A show home garden in the village of Long Itchington, Warwickshire from leading housebuilder David Wilson Homes has won an award for its biodiversity.
Scooping the ‘Temporary Award’ in the Big Biodiversity Challenge Awards, the garden, which has been created in partnership with the RSPB and is located at David Wilson Homes Mercia’s Spinney Fields development, is full of features designed to attract wildlife.
The ‘Temporary Award’ promotes non-permanent environmental enhancements, such as a green hording, a temporary green wall or a community engagement initiative.
The partnership between the RSPB and the developer is the first of its kind in the UK and aims to boost natural habitats at developments across the country using updated landscaping and new guidance. As one of the first gardens of its kind in the country the Spinney Fields concept is now being rolled out at a number of its other new homes developments across the country.
John Fitzgerald, Managing Director at David Wilson Homes Mercia said: “We are delighted to have won this award which demonstrates how we can build new homes and at the same time protect and enhance the biodiversity of a local area, benefiting the economy, creating employment and improving health and wellbeing for our customers and the communities we create.”
Paul Stephen, Biodiversity Adviser for the RSPB and David Wilson Homes’ parent company Barratt Developments Plc added, “As the country’s wildlife struggles, with 60% of plants and animals facing decline, it is hoped that the partnership between the country’s largest homebuilder and the nation’s largest conservation charity will help boost biodiversity and it is fantastic that the garden has been recognised in this way.
“We hope that many more developments as well as the residents themselves choose to make a home for nature in their own gardens. This is just one step that Barratt Developments Plc have made to improve their approach to biodiversity.”
The judges said: “This project had great potential to be a nationally significant model that could be used on other developments by other organisations. There was impressive engagement with RSPB, community and potential buyers. We liked this project because it provides examples of the variety of different ecological interventions that can be easily measured and compared between different developments and it is this replicability can be taken forward to other developments.

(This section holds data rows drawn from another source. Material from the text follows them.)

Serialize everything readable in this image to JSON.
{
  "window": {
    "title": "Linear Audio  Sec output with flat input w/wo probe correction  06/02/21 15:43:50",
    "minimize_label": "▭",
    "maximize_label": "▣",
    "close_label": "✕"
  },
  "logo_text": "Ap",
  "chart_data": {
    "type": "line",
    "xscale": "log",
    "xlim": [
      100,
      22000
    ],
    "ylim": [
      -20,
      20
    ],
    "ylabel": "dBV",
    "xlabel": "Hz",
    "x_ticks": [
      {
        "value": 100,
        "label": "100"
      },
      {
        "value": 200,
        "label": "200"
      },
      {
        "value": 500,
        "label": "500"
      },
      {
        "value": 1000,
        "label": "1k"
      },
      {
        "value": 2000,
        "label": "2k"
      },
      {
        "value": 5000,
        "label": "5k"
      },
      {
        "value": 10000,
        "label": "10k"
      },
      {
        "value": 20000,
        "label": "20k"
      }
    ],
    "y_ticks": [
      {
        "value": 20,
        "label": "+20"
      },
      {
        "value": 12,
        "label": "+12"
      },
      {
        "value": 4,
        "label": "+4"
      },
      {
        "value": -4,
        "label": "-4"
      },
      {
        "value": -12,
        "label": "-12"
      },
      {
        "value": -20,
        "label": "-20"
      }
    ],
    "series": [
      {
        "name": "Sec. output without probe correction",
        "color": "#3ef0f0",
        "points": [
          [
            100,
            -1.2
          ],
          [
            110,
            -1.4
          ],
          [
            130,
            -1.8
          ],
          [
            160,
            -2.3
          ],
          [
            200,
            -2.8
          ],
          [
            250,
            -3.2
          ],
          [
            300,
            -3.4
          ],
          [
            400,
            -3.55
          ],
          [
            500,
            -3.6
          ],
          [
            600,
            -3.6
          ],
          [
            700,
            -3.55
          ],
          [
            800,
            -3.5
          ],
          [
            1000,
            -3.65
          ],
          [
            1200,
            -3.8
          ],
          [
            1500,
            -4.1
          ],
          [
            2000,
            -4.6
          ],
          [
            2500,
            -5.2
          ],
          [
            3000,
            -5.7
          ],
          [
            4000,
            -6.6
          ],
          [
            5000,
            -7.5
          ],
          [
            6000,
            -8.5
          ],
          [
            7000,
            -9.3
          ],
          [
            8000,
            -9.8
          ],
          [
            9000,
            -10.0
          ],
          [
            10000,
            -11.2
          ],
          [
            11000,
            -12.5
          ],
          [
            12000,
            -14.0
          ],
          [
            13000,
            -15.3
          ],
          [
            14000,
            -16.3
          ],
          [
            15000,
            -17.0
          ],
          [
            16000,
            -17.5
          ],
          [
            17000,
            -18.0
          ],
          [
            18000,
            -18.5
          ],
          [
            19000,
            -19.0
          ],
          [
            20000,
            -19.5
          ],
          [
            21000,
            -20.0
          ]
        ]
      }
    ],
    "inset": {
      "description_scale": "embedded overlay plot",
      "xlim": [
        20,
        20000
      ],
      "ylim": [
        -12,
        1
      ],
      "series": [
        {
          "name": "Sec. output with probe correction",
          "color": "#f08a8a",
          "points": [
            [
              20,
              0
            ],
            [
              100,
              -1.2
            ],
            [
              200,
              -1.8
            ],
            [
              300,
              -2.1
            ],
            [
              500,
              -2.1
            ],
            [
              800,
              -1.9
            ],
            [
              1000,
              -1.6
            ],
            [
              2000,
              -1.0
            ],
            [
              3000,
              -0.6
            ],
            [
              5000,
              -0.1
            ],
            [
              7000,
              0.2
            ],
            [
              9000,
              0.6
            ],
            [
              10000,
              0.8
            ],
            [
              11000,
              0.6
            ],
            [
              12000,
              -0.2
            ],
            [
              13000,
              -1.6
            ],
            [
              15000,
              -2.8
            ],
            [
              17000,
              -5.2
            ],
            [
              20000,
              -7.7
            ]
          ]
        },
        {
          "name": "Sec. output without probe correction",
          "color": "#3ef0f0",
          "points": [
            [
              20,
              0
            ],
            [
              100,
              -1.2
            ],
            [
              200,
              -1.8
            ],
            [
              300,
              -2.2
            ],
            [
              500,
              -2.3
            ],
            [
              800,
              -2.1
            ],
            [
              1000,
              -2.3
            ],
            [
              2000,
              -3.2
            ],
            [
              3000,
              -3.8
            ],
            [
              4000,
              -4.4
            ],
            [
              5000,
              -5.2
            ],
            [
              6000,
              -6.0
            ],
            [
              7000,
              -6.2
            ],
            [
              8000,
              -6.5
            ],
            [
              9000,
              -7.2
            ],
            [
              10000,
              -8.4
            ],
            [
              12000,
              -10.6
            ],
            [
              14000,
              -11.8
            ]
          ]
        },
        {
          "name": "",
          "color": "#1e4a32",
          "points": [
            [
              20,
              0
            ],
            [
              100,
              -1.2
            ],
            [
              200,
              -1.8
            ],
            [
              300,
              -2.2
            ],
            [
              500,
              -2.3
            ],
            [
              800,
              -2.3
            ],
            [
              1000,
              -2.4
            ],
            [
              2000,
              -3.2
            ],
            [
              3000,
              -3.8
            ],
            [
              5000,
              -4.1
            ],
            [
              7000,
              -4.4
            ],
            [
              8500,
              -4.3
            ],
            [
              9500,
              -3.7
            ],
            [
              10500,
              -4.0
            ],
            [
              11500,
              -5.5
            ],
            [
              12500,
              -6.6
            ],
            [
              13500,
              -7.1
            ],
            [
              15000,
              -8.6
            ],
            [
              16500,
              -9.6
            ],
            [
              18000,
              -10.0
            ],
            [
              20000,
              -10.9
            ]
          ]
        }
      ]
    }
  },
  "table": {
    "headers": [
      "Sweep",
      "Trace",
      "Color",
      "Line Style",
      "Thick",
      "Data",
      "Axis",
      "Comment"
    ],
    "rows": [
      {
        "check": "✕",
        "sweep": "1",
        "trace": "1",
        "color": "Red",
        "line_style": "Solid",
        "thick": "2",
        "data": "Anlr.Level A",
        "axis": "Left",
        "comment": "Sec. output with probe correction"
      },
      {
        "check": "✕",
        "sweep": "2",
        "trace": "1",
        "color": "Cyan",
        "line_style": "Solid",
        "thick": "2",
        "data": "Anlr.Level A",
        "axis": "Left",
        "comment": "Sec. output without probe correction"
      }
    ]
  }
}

Best wishes and a BIG congratulations to the whole team.”
Visitors to the garden will be able to spot bird boxes, bat boxes, bee and butterfly friendly plants, a pond, a hedgehog house and hedgehog highway as well as a hibernaculum built by Year Three pupils from Long Itchington Primary School last winter.